HISTORY, NAME, LOCALITIES: Brazilianite, pronounced bruh-ZILL-yun-ite, was recognized as a mineral species in 1945. Its name stems from the nation of Brazil, the place of its discovery. Brazilianite is rare and has few collecting localities. The best specimens come from Brazil. Brazilianite has also been collected in the United States (New Hampshire).
MINERALOGY, PROPERTIES, OCCURRENCE: Brazilianite [basic sodium aluminum phosphate, NaAl3(PO4)2(OH)4], crystallizes in the monoclinic system, usually as short prisms with wedge-shaped terminations. It is transparent to translucent with a yellow to greenish-yellow color and vitreous luster. Brazilianite’s Mohs hardness of 5.5 makes it one of the hardest of the phosphate minerals. It has perfect cleavage in one direction, a conchoidal fracture, a specific gravity of 3.0, and a relatively high index of refraction of 1.603-1.623. Brazilianite occurs almost exclusively in phosphate-rich, granite pegmatites.

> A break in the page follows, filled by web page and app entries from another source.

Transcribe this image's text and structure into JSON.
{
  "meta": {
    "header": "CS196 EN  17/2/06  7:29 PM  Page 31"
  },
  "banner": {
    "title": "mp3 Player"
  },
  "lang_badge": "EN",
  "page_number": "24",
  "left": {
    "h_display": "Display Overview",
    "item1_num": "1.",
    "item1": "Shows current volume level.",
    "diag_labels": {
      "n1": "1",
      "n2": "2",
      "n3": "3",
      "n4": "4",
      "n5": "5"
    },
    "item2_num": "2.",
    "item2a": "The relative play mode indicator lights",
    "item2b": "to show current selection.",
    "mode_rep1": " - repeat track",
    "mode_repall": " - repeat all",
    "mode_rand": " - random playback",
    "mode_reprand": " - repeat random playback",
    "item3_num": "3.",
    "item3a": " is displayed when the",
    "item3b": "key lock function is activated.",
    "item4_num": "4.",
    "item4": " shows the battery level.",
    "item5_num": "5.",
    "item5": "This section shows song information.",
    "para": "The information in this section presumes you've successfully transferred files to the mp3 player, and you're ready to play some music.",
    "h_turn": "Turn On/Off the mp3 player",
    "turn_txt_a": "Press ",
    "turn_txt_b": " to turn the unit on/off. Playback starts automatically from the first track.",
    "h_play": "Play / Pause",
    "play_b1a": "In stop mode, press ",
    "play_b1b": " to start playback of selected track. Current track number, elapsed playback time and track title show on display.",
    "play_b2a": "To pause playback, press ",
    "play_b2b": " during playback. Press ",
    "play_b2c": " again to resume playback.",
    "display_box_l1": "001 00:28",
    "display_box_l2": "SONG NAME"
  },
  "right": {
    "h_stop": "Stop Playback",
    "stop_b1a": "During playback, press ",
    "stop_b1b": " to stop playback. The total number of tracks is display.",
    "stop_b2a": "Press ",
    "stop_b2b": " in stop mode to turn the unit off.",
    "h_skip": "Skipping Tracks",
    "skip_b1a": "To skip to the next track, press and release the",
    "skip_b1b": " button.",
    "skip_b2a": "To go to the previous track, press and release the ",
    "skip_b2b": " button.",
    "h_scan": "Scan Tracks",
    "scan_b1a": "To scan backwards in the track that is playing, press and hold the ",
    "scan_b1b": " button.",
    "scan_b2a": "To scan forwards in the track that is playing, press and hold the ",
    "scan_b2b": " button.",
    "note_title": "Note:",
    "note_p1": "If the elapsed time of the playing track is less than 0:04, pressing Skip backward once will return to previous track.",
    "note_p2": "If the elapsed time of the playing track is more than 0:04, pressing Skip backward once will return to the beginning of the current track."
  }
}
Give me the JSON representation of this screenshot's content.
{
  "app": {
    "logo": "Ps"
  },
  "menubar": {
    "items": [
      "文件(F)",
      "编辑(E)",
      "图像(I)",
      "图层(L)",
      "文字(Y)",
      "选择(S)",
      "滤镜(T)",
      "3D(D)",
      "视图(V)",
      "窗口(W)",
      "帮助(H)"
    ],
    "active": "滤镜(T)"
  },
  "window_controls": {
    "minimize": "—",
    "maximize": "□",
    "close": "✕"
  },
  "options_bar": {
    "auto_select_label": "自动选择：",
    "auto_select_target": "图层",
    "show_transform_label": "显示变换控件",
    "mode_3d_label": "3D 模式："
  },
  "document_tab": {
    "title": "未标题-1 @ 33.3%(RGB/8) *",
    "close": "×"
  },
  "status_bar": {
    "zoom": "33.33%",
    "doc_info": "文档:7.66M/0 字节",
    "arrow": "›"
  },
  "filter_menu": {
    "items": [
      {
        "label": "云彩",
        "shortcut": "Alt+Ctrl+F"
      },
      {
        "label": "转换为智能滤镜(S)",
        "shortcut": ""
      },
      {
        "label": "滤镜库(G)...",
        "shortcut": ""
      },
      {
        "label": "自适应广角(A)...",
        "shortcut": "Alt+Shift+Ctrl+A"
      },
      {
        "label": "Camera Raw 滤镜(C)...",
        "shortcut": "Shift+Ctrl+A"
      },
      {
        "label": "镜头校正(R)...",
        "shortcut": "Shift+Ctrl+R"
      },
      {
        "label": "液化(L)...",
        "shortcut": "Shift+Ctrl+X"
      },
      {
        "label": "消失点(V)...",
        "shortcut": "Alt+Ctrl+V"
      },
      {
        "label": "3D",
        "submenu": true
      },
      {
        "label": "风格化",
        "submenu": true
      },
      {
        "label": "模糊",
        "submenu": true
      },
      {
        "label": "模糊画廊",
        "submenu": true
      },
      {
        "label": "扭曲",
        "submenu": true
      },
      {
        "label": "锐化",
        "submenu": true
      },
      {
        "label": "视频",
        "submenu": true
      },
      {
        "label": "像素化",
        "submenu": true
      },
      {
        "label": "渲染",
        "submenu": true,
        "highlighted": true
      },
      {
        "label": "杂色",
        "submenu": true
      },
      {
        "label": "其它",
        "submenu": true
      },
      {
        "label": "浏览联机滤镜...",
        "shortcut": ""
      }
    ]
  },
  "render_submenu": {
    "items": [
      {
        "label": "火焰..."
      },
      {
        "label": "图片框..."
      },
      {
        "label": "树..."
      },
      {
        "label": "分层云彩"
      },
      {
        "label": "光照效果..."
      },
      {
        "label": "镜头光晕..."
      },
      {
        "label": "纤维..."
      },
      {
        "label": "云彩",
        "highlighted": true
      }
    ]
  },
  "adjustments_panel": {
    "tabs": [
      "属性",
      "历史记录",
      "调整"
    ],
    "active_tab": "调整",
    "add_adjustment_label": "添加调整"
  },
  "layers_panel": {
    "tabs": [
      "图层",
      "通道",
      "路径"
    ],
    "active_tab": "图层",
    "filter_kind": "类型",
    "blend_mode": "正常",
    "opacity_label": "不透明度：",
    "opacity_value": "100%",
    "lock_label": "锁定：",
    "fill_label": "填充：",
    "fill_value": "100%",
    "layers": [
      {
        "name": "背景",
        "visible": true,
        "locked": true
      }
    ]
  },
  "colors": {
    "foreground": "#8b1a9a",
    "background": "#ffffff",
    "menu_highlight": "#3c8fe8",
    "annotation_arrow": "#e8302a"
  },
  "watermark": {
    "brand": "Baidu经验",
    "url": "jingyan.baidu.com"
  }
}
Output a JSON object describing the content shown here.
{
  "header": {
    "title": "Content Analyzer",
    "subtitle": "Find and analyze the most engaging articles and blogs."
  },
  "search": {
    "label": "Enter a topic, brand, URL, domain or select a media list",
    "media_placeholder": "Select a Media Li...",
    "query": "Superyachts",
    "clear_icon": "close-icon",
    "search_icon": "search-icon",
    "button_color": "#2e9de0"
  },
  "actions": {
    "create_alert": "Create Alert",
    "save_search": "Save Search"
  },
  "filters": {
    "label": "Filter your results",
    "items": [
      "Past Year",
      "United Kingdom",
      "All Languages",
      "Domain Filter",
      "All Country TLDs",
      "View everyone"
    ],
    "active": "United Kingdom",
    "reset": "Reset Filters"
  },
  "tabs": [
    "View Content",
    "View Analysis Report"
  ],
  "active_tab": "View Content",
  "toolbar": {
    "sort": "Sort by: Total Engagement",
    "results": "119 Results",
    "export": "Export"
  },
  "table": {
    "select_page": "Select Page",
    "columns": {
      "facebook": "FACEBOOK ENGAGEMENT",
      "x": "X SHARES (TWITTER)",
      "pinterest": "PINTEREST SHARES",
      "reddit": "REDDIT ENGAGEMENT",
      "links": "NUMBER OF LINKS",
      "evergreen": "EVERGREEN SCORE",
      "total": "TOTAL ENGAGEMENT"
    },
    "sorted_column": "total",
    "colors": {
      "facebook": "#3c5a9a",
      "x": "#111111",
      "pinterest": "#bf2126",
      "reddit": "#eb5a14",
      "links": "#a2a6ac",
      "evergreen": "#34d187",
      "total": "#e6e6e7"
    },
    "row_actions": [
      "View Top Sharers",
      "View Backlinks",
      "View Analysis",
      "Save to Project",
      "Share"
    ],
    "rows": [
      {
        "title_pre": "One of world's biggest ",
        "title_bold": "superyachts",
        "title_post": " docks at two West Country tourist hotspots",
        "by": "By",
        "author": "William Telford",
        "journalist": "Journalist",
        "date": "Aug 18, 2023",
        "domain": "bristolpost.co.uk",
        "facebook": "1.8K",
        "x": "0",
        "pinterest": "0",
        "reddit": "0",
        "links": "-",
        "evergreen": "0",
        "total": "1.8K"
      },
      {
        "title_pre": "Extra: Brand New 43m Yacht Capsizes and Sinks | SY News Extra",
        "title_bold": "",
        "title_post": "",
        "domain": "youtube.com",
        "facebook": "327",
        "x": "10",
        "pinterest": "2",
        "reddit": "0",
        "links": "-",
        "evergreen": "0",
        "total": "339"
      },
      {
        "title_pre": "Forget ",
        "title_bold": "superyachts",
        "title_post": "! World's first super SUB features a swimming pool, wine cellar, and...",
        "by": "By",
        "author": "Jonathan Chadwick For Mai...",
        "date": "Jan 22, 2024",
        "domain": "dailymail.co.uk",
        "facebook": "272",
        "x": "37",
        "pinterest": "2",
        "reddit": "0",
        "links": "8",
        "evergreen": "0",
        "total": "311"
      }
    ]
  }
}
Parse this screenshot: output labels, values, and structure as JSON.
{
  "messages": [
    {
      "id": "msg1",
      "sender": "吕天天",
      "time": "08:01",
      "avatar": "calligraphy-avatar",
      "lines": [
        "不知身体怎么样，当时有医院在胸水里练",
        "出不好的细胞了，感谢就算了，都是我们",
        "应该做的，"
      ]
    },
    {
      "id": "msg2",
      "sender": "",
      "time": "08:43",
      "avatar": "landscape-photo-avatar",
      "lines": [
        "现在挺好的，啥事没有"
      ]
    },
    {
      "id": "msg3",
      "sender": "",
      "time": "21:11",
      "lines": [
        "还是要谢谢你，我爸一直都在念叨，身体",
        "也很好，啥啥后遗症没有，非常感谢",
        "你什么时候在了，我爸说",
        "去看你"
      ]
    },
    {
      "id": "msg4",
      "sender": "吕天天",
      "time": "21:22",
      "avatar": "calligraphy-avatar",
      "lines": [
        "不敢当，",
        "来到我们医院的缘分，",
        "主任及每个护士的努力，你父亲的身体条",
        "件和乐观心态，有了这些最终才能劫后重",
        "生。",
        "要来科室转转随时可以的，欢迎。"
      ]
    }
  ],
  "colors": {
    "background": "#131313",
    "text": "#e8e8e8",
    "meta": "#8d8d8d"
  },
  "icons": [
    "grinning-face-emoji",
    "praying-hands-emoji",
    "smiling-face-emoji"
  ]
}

METAPHYSICAL PROPERTIES, LORE, USES: According to metaphysical tradition, brazilianite helps bring joy to the physical journey on Earth; provides an understanding of the physical Earth; and gives the strength, support, and encouragement necessary for personal growth and empowerment. Brazilianite is a valuable gemstone that is faceted into exquisite, costly, and brilliant gems.
COLLECTORS’ INFORMATION: Collectors value brazilianite for its rarity, beautiful color, excellent crystal development, and association in composite specimens with such other pegmatite minerals as muscovite, quartz, and albite.